1968- Elvis Ends a Difficult Year on an Upbeat

While America endured a rough year five decades ago, a television special featuring the King of Rock-and-Roll helped change the conversation.

The soundtrack album for the 1968 Elvis Presley television special.

The soundtrack album for the 1968 Elvis Presley television special.

I’ve written a lot about 1968 in this space and in the pages of the Merced Sun Star.

If you lived through it, you recall the assassinations of Martin Luther King and Robert Kennedy in the spring, the violence during the Democratic National Convention that summer, and the election of Richard Nixon in the fall.

The year came to a close with the inspiring Apollo eight mission around the moon at Christmas. 1968 ended on a positive note. Make that a positive musical note.

In music, it was the year of the Beatles Sergeant Pepper album. Johnny Cash took his recording equipment inside a prison and came out with the live recording known as Johnny Cash at Folsom Prison.

In December, NBC ran Singer Presents Elvis, an hour-long special featuring nothing but the music of Elvis Presley. No guest stars, no narration, just sixty minutes of Elvis. I was an eleven-year old boy watching the show in our living room that night.

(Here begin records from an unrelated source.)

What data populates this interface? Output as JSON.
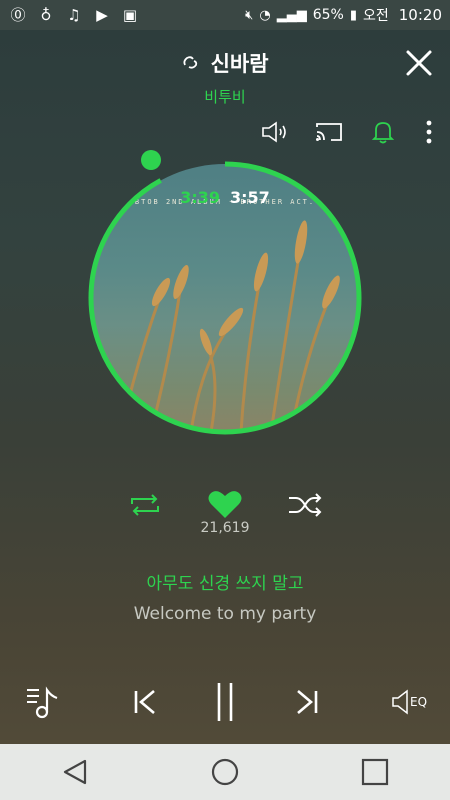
{
  "status_bar": {
    "battery": "65%",
    "period": "오전",
    "time": "10:20"
  },
  "header": {
    "song_title": "신바람",
    "artist": "비투비"
  },
  "album": {
    "caption": "BTOB 2ND ALBUM · BROTHER ACT."
  },
  "playback": {
    "elapsed": "3:39",
    "total": "3:57",
    "progress_fraction": 0.92
  },
  "like": {
    "count": "21,619"
  },
  "lyrics": {
    "current": "아무도 신경 쓰지 말고",
    "next": "Welcome to my party"
  },
  "player": {
    "eq_label": "EQ"
  },
  "colors": {
    "accent": "#2ed34f",
    "background_top": "#2c3c3c",
    "background_bottom": "#514a38",
    "nav_bar": "#e6e8e6"
  },
  "icons": [
    "notification-app-icon",
    "music-app-icon",
    "music-note-icon",
    "youtube-icon",
    "gallery-icon",
    "mute-icon",
    "wifi-icon",
    "signal-icon",
    "battery-icon",
    "link-icon",
    "close-icon",
    "speaker-icon",
    "cast-icon",
    "bell-icon",
    "more-icon",
    "repeat-icon",
    "heart-icon",
    "shuffle-icon",
    "playlist-icon",
    "previous-icon",
    "pause-icon",
    "next-icon",
    "eq-icon",
    "back-icon",
    "home-icon",
    "recents-icon"
  ]
}
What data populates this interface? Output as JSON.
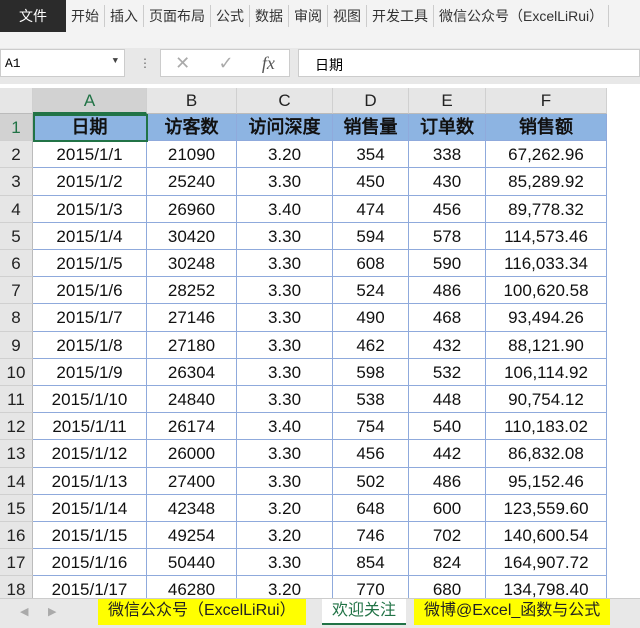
{
  "ribbon": {
    "file": "文件",
    "tabs": [
      "开始",
      "插入",
      "页面布局",
      "公式",
      "数据",
      "审阅",
      "视图",
      "开发工具",
      "微信公众号（ExcelLiRui）"
    ]
  },
  "formula_bar": {
    "name_box": "A1",
    "cancel_icon": "✕",
    "enter_icon": "✓",
    "fx": "fx",
    "value": "日期"
  },
  "columns": [
    "A",
    "B",
    "C",
    "D",
    "E",
    "F"
  ],
  "selected_cell": "A1",
  "header_row": [
    "日期",
    "访客数",
    "访问深度",
    "销售量",
    "订单数",
    "销售额"
  ],
  "rows": [
    [
      "2015/1/1",
      "21090",
      "3.20",
      "354",
      "338",
      "67,262.96"
    ],
    [
      "2015/1/2",
      "25240",
      "3.30",
      "450",
      "430",
      "85,289.92"
    ],
    [
      "2015/1/3",
      "26960",
      "3.40",
      "474",
      "456",
      "89,778.32"
    ],
    [
      "2015/1/4",
      "30420",
      "3.30",
      "594",
      "578",
      "114,573.46"
    ],
    [
      "2015/1/5",
      "30248",
      "3.30",
      "608",
      "590",
      "116,033.34"
    ],
    [
      "2015/1/6",
      "28252",
      "3.30",
      "524",
      "486",
      "100,620.58"
    ],
    [
      "2015/1/7",
      "27146",
      "3.30",
      "490",
      "468",
      "93,494.26"
    ],
    [
      "2015/1/8",
      "27180",
      "3.30",
      "462",
      "432",
      "88,121.90"
    ],
    [
      "2015/1/9",
      "26304",
      "3.30",
      "598",
      "532",
      "106,114.92"
    ],
    [
      "2015/1/10",
      "24840",
      "3.30",
      "538",
      "448",
      "90,754.12"
    ],
    [
      "2015/1/11",
      "26174",
      "3.40",
      "754",
      "540",
      "110,183.02"
    ],
    [
      "2015/1/12",
      "26000",
      "3.30",
      "456",
      "442",
      "86,832.08"
    ],
    [
      "2015/1/13",
      "27400",
      "3.30",
      "502",
      "486",
      "95,152.46"
    ],
    [
      "2015/1/14",
      "42348",
      "3.20",
      "648",
      "600",
      "123,559.60"
    ],
    [
      "2015/1/15",
      "49254",
      "3.20",
      "746",
      "702",
      "140,600.54"
    ],
    [
      "2015/1/16",
      "50440",
      "3.30",
      "854",
      "824",
      "164,907.72"
    ],
    [
      "2015/1/17",
      "46280",
      "3.20",
      "770",
      "680",
      "134,798.40"
    ]
  ],
  "sheet_tabs": [
    {
      "label": "微信公众号（ExcelLiRui）",
      "color": "#ffff00"
    },
    {
      "label": "欢迎关注",
      "active": true
    },
    {
      "label": "微博@Excel_函数与公式",
      "color": "#ffff00"
    }
  ]
}
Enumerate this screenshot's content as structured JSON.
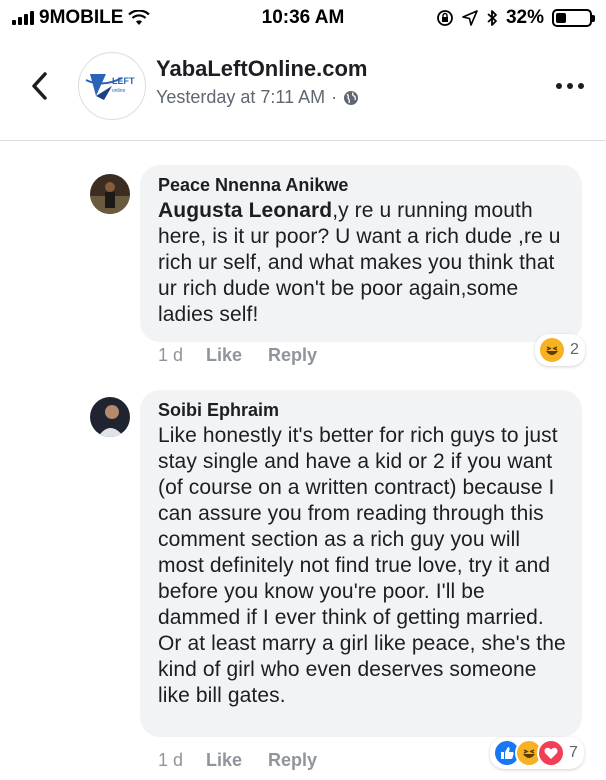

It changed me.

Shortly after the telecast, RCA released the soundtrack to the special. I played it so often the vinyl disc had streaks of gray from the record player needle wearing down the grooves.

The special had some dance numbers that did not impress me at the time, and even today have a look of dated variety-show razzmatazz. But on the record player, I did not see the dancing. It’s all about the music. In the broadcast, there was an extensive section with Elvis and a few musicians surrounded by about two-hundred fans.

The segment included Elvis talking about some of his experiences from the early years and the frequent playing the old hits. While Singer used the broadcast to sell sewing machines, the special was used by RCA to release two singles. One was Memories, written by Scott Davis who would later become a performer changing his name to Mac Davis.

If I can Dream

The other single was If I Can Dream. It was the song that closed the show. Written by W. Earl Brown, the song essentially asks if we can put aside the tribulations of any time and dream of a “better land, where all my brothers walk hand in hand”.

In 1968, the symbolic message was simple: can we get past the bad from that year (the assassinations, the violence, the Vietnam War), and work toward a promising tomorrow?

It was a positive message coming at the end of a difficult year. In later years, the program was called the Comeback Special because it led to Elvis resuming a performing career.

He’d have a few good recordings during what would become his final years of life before all his troubles with success, prescription drugs, and a hard-living lifestyle caught up with him. He died in 1977.

Putting that all aside, I encourage you to listen to If I Can Dream on YouTube. In recent years, the Presley estate endorsed an updated version of several Elvis songs, including this one, with the Royal Philharmonic Orchestra.

The result is satisfying. But I’m still partial to the original recording. That recording was intended to close the 1968 special, and for me it closed 1968 on an upbeat.

The song is a call for positivity in a year full of negativity. It challenges the listener to imagine something better.

In a time of divided politics, random acts of violence, and plenty of uncertainty, the song inspires.

Steve Newvine lives in Merced.

His new book Stand-By Camera One will soon be published on Lulu.com